(Released by CCP)
AS a leading national establishment, the Cultural Center of the Philippines has the responsibility to raise awareness and educate its audiences about issues happening in the Philippines and in the world, which include ecological challenges.
Through arts, people can explore the relations between nature and humankind and understand the importance of biodiversity in their lives.
On March 24, the CCP welcomes the return of Earth Hour after 10 years since it held its first-ever switch-off event in the Philippines in 2008. It will lead a myriad of activities until the 60-minute switch-off at 8:30 p.m.
Co-organized by World Wide Fund for Nature (WWF) Philippines, Earth Hour 2018, following the theme #Connect2Earth, focuses on the urgent need to care for our planet’s biodiversity amid the changing climate. Highlights include activity booths, exhibits and cultural performances by local artists to honor Mother Earth.
Text by Euden Valdez; Photos courtesy of KKHC, RAK Ph Mountaineers
NO matter how far-flung or neglected they are, the Philippines’ indigenous peoples (IPs) are also the most skillful artisans — if we must call them — when it comes to their traditional crafts.
From textiles to accessories to house ware, these many items showcase cultures unique to different tribes. And essential in making of these are their strong, meticulous and patient hands.
Envisioned to empower IPs with a sense of pride and dignity in their handicrafts through a sustainable, social enterprise, Katutubong Kamay Handicrafts Co. (KKHC) was established.
Behind it are two enterprising and inspiring Filipinas, Churchille Montealto and Maereen Olayta, who when given the chance to uplift the lives of an IP community in Visayas, did not hesitate to take it.
“Katutubong Kamay Handicrafts Co started in 2015 when we discovered an IP community, a group of Aeta (Ati) located at Sitio Kati-Kati in Brgy. San Miguel, Jordan in Guimaras province.
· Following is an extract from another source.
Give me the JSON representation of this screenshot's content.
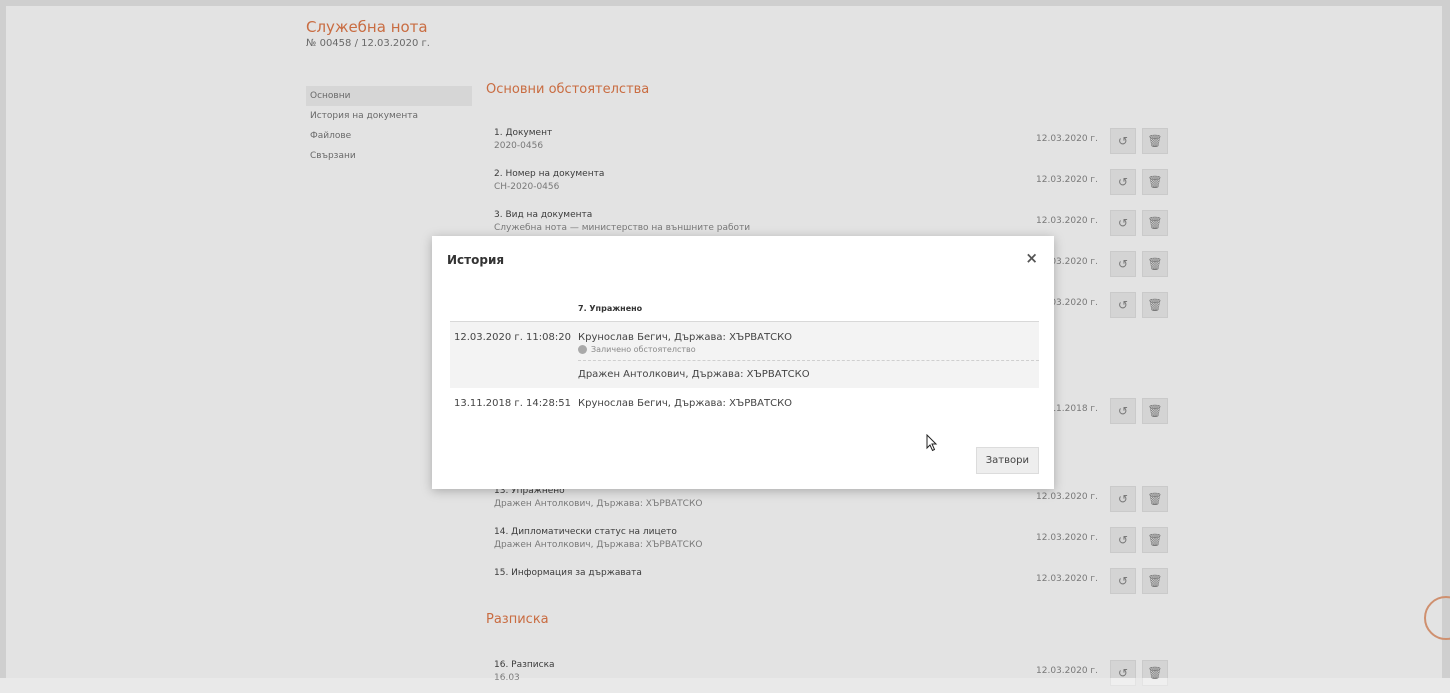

We saw the ingenuity they put in their crafts and understood that it can be translated into a business opportunity for the community,” Olayta told this author.
It was from here that KKHC became a profit-oriented, society-centered enterprise with IP communities as partner-beneficiaries who will craft fashionable and marketable handmade accessories.
With the intervention of KKHC, the women Aeta of Sitio Kati-Kati started creating the Maruyog Charms. This became the enterprise’s first brand featuring bracelets made from locally sourced stones like diamante negra, salindugok, panaming, tagupapay and amigos, each with different meanings. Other indigenous materials like handwoven hablon and lana, as well as the all-organic coconut oil complete the 100-percent handmade accessory.
WHEN traveling, losing important travel documents, money and credit cards, and mobile devices is devastating so being street smart is always a MUST.
But what if we can travel without worrying from theft?
Fellow travelers rejoice because there is Pacsafe, a travel gear brand developed by two Australian travelers and aimed at addressing this very concern.
Let's take a closer look at the technologies that make Pacsafe bags the “safest and securest” in the market:
First developed in 1998 when Pacsafe was founded, the eXomesh is made of flexible stainless steel mesh that forms an impenetrable barricade against thieves. This simple means more slashing of bags! Incorporated on almost all Pacsafe products, the inner lining is best maximized in backpacks. Imagine walking around without the need to watch out for your back. (Pun intended)
Text by Euden Valdez; Photos by Alex Delos Santos
“WE like to consider ourselves as strong, empowered women,” said Jessa Belle Garibay of herself and Karina May Reyes-Antonio.
No doubt they are!
As co-founders of Centre for Sustainability PH Inc. (CS), both women led the establishment of Cleopatra’s Needle Forest Reserve as a critical habitat. Located in Puerto Princesa City, this 41,000 hectare, bio-diverse forest is home to some of Palawan’s endemic species, as well as the last remaining members of the indigenous Batak tribe.
On February 22, Jessa and Karina took a break from their work in Puerto Princesa City and shared their inspiring stories as women in environmental conservation at R.O.X.’s series of talks dubbed “Outdoor Guide.”
is a former dyarista, now digitista who has been writing whenever the tides, the winds, the earth take her somewhere familiar, somewhere new.